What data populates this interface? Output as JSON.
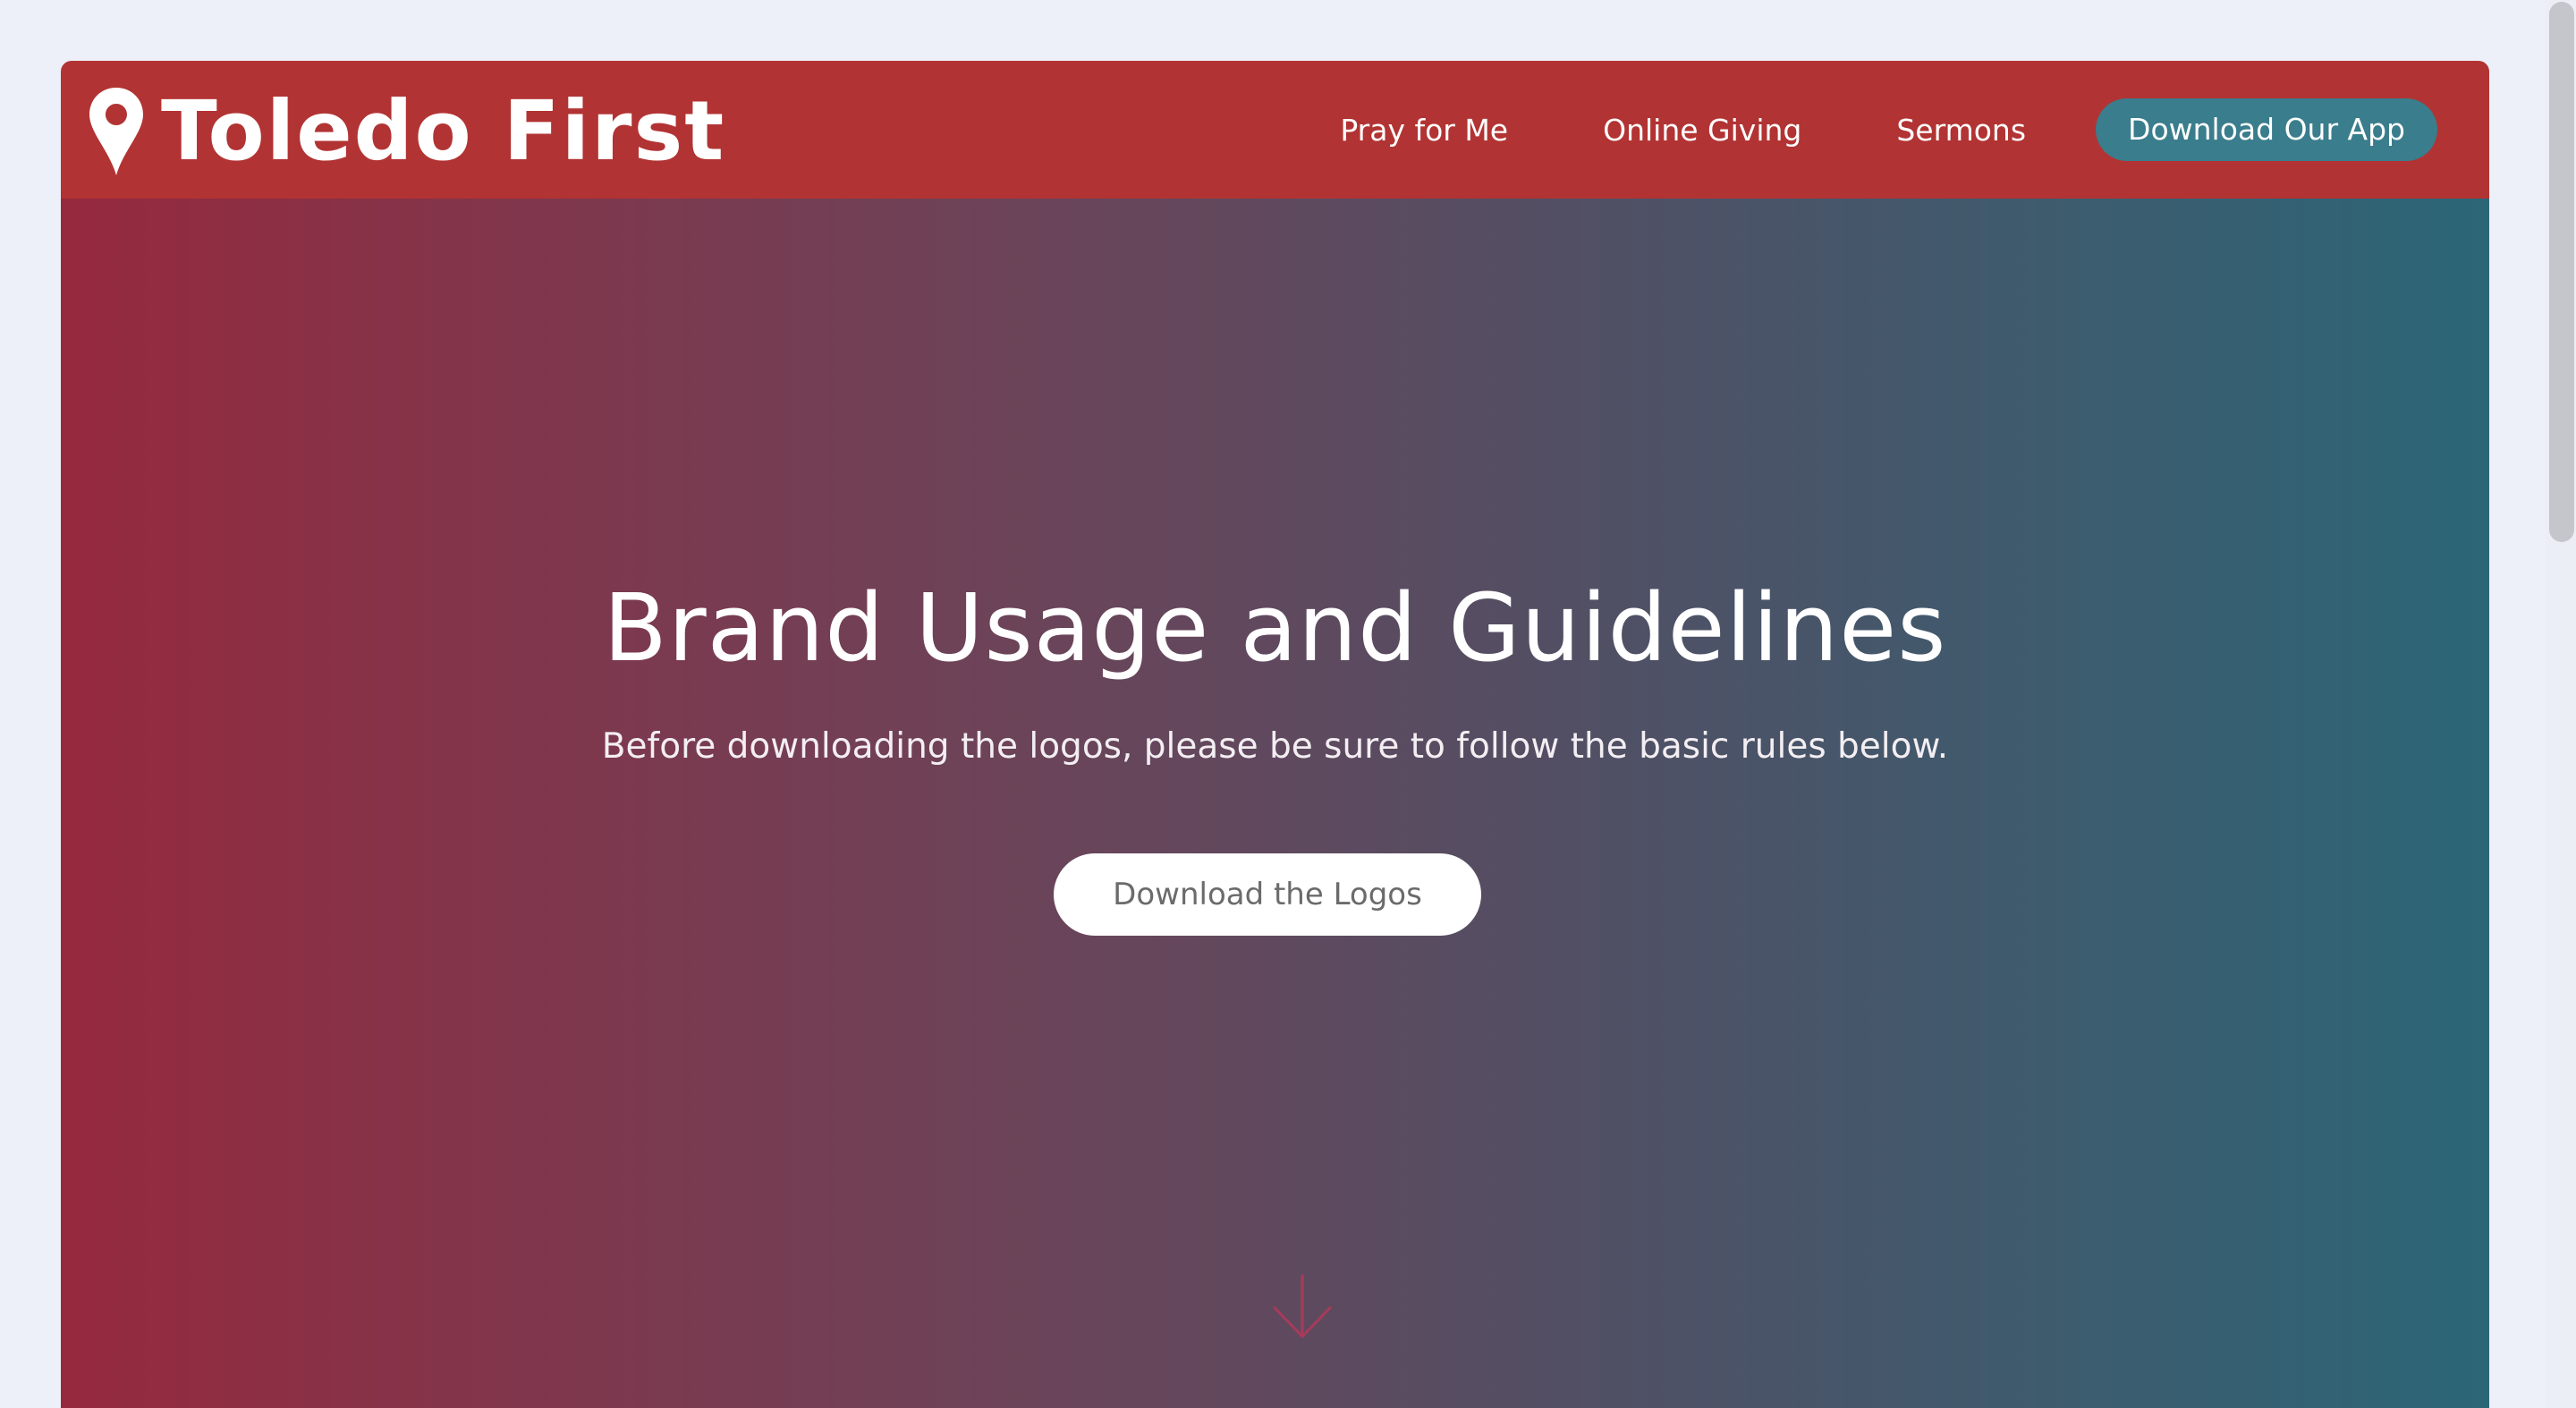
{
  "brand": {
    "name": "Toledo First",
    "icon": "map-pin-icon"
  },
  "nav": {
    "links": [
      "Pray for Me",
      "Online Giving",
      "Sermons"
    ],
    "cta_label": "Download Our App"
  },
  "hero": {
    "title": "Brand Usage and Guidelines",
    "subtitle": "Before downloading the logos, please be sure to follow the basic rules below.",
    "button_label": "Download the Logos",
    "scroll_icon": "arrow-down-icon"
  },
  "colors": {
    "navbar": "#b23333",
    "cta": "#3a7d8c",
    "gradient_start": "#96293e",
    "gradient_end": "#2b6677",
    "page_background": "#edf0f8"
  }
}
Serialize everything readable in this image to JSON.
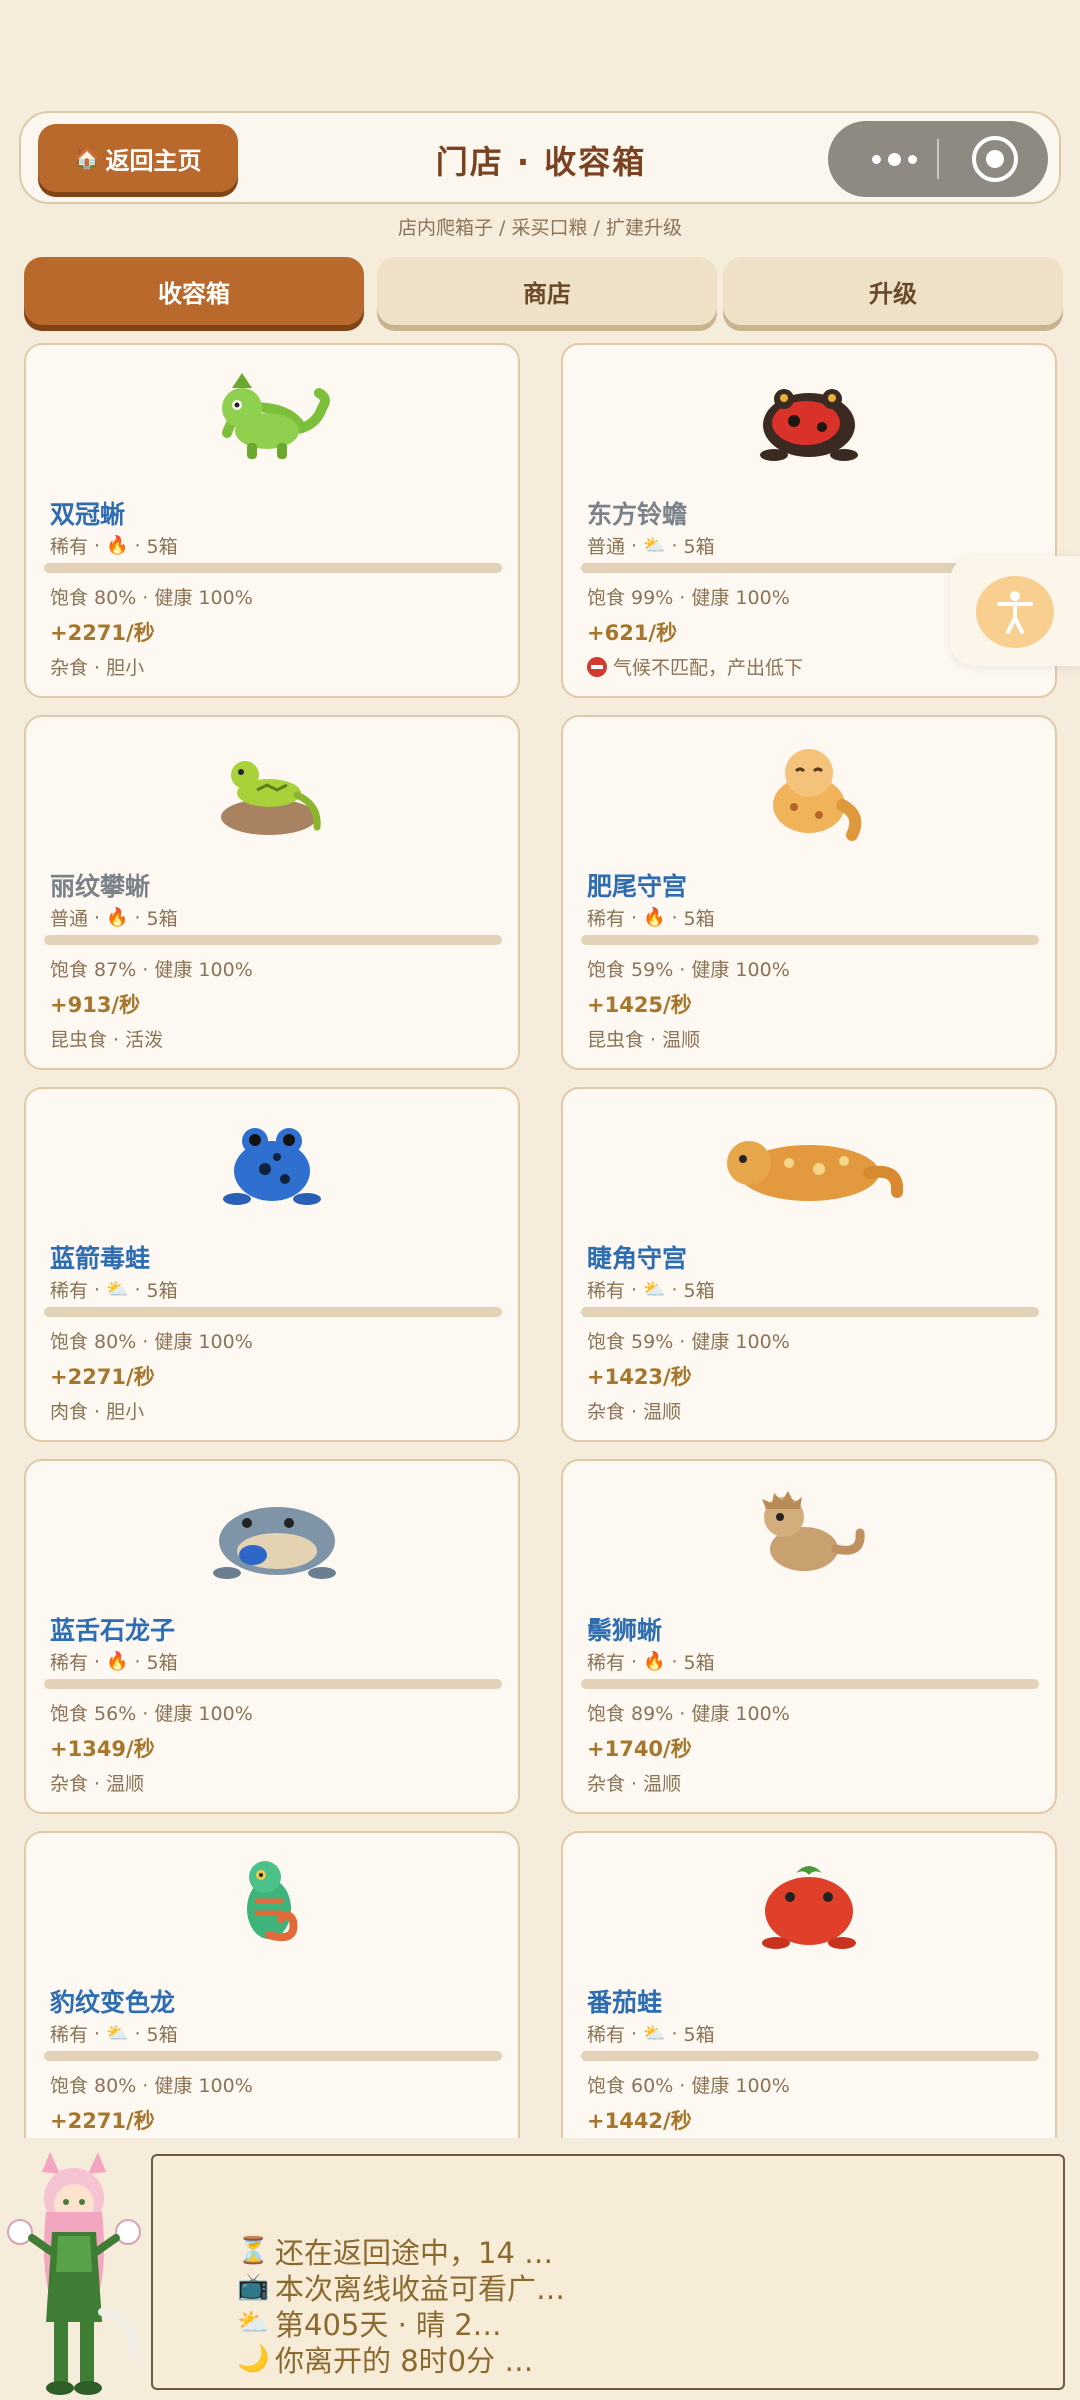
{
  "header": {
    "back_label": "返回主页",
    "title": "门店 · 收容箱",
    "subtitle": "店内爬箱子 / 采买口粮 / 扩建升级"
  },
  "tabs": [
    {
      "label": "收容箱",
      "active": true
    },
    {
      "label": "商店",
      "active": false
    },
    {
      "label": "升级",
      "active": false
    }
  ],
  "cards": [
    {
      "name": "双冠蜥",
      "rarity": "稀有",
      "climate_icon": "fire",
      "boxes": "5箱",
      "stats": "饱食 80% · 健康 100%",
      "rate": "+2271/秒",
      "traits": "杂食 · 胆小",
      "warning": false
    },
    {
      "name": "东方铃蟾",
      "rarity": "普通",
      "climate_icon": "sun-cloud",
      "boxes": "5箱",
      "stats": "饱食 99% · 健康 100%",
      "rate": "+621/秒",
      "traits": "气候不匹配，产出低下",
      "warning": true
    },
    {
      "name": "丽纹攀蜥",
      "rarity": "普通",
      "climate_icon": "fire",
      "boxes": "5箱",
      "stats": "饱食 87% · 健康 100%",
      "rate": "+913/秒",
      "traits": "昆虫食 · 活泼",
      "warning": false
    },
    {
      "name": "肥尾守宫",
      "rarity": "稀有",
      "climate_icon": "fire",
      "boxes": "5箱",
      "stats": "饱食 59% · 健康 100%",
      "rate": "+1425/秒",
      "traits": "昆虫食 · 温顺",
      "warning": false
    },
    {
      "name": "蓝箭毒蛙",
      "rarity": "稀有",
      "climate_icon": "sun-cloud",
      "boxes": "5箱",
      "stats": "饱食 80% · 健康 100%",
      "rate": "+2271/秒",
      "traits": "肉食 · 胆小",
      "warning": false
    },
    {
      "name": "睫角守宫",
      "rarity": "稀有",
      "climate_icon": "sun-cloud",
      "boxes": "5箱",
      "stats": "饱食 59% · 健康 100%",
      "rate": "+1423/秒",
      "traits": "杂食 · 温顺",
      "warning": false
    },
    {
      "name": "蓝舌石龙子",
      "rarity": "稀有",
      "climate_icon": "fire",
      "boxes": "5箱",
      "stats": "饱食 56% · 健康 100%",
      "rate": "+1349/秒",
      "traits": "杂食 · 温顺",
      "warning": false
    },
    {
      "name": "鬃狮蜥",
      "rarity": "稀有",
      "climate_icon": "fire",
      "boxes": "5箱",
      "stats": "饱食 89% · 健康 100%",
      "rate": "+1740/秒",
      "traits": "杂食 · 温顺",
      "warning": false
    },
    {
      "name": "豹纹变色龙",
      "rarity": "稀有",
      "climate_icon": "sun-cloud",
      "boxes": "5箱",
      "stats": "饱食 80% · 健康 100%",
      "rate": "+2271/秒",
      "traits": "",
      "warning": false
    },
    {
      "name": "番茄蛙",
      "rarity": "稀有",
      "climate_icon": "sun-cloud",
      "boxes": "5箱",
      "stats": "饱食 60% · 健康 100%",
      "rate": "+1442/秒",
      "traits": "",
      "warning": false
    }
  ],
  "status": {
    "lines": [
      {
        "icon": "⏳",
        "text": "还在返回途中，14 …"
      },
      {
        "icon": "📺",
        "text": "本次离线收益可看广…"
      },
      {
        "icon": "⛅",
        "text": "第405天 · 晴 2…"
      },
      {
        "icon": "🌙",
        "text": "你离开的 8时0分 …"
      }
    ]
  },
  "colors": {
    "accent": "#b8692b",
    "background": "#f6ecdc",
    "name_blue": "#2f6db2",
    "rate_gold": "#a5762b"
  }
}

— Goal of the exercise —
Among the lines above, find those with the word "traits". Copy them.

— Answer section —
      "traits": "杂食 · 胆小",
      "traits": "气候不匹配，产出低下",
      "traits": "昆虫食 · 活泼",
      "traits": "昆虫食 · 温顺",
      "traits": "肉食 · 胆小",
      "traits": "杂食 · 温顺",
      "traits": "杂食 · 温顺",
      "traits": "杂食 · 温顺",
      "traits": "",
      "traits": "",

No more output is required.